## Table of Contents
– [Install MariaDB on Debian 9](#install-mariadb-on-debian-9
– [Install MariaDB](#install-mariadb
– [Configure MariaDB](#configure-mariadb
– [Adjust User Authentication and Privileges – Optional](#adjust-user-authentication-and-privileges-optional
– [Test MariaDB](#test-mariadb
In this guide, we are going to explain to you how to install MariaDB on Debian 9 and some additional recommended steps that you must take to increase the usability and security of your server.
[MariaDB](https://mariadb.org/ is one of the most popular database servers in the world. It is an open-source database management system, developed by the MySQL developers as a replacement for MySQL. Debian 9 prefers MariaDB, which is developed by the MySQL developers as a replacement for MySQL. MariaDB is the default MySQL variant on Debian 9. So, if you want MySQL installation for reference, follow our guide, [How to Install the Latest MySQL on Debian 9](https://systemongrid.com/support/guides/how-to-install-the-latest-mysql-on-debian-9. Between MySQL and MariaDB, [MariaDB is the preferable package and can work better](https://mariadb.com/kb/en/library/mariadb-vs-mysql-compatibility/.
Before installing MariaDB on Debian 9, you should have access to the Debian server and created a non-root user account with sudo privileges by following our guide, [Initial server setup with Debian 9](https://systemongrid.com/support/guides/initial-server-setup-with-debian-9.
## Install MariaDB on Debian 9
## Install MariaDB
Before installing MariaDB, you need to update the packages on your server.
$ sudo apt update
Then, install the MariaDB package.
$ sudo apt install mariadb-server
## Configure MariaDB
Now, it is time for you to secure the MariaDB server. It uses a security script to modify the default security options like remote logins. Use the below command to run the security script.
$ sudo mysql_secure_installation
Then, you will be asked to enter the root password and if you want to change the root password. Since you already have a root password, you can answer “n”.
Then, you will be asked if you want to remove anonymous users. Press Y for yes, or any other key to continue. (We recommend accepting all the below security suggestions by entering “Y” in each step.

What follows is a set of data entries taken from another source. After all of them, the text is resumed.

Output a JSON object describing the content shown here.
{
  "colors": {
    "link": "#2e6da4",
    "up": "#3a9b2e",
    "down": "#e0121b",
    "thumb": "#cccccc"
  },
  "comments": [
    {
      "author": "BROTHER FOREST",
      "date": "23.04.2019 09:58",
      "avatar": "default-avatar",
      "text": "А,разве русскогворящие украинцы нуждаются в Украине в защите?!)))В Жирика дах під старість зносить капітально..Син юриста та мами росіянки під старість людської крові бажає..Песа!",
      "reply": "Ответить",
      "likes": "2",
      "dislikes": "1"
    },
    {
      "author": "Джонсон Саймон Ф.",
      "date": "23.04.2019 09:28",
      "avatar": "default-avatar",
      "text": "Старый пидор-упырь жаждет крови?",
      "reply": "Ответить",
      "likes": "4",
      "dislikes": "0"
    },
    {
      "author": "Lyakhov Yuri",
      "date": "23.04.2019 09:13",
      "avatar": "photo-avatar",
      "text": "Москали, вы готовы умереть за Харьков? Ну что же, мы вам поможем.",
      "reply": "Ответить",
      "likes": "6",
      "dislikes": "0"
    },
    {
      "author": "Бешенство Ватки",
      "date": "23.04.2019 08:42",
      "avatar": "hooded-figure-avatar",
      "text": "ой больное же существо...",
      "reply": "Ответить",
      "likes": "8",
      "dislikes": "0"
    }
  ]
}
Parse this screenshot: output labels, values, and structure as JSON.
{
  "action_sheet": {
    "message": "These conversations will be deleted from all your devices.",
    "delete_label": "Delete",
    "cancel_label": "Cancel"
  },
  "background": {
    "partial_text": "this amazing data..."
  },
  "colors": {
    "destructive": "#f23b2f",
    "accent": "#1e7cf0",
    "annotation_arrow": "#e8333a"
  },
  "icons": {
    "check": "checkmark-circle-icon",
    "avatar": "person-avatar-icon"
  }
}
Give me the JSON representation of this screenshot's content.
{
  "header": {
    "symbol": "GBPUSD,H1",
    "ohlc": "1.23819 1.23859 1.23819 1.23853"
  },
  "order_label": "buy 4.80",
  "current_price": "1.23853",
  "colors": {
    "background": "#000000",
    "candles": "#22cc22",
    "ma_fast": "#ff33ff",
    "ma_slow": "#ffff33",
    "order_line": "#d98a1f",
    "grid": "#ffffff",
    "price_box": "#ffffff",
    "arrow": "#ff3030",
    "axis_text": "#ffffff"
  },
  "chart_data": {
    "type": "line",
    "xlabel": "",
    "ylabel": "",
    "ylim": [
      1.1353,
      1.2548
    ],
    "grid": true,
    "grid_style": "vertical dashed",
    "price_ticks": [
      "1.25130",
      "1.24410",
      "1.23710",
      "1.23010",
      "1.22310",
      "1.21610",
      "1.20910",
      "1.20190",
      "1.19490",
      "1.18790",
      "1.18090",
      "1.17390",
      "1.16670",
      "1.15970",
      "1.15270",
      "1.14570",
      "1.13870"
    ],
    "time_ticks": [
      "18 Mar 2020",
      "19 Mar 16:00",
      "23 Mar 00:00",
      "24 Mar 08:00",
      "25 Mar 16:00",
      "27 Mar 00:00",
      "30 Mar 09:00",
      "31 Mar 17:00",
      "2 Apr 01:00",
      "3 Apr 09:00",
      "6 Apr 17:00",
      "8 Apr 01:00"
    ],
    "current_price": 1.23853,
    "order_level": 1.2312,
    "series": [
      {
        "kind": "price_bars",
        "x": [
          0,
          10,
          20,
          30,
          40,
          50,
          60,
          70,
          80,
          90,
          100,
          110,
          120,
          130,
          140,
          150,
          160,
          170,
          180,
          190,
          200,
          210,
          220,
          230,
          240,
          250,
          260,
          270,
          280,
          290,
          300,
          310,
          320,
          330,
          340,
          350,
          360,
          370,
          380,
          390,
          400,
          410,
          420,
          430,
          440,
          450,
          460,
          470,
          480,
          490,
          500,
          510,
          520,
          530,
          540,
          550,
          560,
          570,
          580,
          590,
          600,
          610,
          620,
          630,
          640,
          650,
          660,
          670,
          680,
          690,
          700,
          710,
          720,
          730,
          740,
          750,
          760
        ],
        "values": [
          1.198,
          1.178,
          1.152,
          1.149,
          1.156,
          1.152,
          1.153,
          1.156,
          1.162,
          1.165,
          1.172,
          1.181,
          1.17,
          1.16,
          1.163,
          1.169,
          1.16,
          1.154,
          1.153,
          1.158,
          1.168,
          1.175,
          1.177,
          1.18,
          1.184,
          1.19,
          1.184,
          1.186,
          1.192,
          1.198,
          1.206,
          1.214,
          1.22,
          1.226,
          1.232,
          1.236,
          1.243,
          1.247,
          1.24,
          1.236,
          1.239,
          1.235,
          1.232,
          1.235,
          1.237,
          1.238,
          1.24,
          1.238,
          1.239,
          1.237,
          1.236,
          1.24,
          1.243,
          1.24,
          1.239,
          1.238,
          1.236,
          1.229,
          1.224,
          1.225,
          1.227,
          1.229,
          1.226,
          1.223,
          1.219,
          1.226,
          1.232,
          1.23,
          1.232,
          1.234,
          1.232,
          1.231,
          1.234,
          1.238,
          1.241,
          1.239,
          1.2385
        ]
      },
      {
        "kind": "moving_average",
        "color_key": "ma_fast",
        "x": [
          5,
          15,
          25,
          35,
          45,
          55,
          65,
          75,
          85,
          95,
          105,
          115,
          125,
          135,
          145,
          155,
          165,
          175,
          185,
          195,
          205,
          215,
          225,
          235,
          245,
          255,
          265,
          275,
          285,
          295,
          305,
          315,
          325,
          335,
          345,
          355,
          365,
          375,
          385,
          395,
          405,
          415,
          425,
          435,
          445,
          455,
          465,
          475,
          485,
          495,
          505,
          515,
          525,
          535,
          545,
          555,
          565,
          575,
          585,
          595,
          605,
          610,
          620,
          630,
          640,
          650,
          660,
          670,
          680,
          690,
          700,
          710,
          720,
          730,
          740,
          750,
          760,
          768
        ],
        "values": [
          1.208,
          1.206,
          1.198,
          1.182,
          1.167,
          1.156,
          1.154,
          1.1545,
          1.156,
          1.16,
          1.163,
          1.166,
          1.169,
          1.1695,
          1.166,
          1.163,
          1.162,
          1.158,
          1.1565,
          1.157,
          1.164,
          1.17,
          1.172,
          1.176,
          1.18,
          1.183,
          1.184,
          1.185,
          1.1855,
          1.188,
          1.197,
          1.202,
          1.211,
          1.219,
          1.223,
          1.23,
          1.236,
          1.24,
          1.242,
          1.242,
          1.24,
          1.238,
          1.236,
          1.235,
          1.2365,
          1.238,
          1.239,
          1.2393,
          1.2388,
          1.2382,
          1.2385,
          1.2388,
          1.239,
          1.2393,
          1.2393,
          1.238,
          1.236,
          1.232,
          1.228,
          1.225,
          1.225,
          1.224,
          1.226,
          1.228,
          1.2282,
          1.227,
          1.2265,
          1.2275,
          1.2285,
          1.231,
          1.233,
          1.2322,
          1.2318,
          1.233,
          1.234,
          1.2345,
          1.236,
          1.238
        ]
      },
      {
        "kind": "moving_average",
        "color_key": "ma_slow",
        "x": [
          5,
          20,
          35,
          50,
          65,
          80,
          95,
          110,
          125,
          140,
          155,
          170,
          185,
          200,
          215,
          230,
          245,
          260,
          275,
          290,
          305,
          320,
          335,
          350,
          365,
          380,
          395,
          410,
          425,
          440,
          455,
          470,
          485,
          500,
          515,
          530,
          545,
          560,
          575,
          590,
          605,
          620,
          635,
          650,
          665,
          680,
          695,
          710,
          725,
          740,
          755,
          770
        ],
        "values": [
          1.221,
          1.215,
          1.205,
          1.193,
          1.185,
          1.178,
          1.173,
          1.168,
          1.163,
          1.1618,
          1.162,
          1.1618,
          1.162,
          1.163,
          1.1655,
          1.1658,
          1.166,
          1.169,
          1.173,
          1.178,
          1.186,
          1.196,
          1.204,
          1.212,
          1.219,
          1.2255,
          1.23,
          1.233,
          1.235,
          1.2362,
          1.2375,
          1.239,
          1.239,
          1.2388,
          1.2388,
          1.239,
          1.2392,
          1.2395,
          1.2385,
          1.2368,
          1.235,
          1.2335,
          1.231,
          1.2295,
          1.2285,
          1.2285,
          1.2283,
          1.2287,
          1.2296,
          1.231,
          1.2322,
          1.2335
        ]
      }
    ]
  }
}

Then, you will be asked if you want to disallow root login remotely. Press Y for yes, or any other key to continue.
Then, you will be asked to remove the test database and reload privilege tables. Press Y for yes, or any other key to continue.
Finally, you will get the following output.
## Adjust User Authentication and Privileges – Optional
Instead of modifying the root account, it is highly recommended to create a new user with root privileges for administrative tasks and password-based access.
To do so, open the MariaDB prompt.
$ sudo mysql
Use the below command to create a new user. Replace the user name and password to match your details.
MariaDB [(none]> GRANT ALL ON *.* TO ‘systemongrid’@’localhost’ IDENTIFIED BY ‘password’ WITH GRANT OPTION;
Now, run the below command to make your changes effective.
MariaDB [(none]> FLUSH PRIVILEGES;
Then, exit the MariaDB Prompt.
MariaDB [(none]> exit
## Test MariaDB
You have installed and secured the MariaDB. Now, its time for you to test the MariaDB.
For that, check the status of the MariaDB database server.
$ sudo systemctl status mariadb
The above output shows that the MariaDB database server is active and running.
You can also test your MariaDB installation and know the information about it. For that, you need to connect to your MariaDB server as root user (or, a user with password authentication using the below command.
$ mysqladmin -u systemongrid -p version
The above output shows that the MariaDB installation has been successful.
In this guide, you have learned how to install MariaDB on Debian 9 and some additional steps that must be taken to increase the usability and security of your server.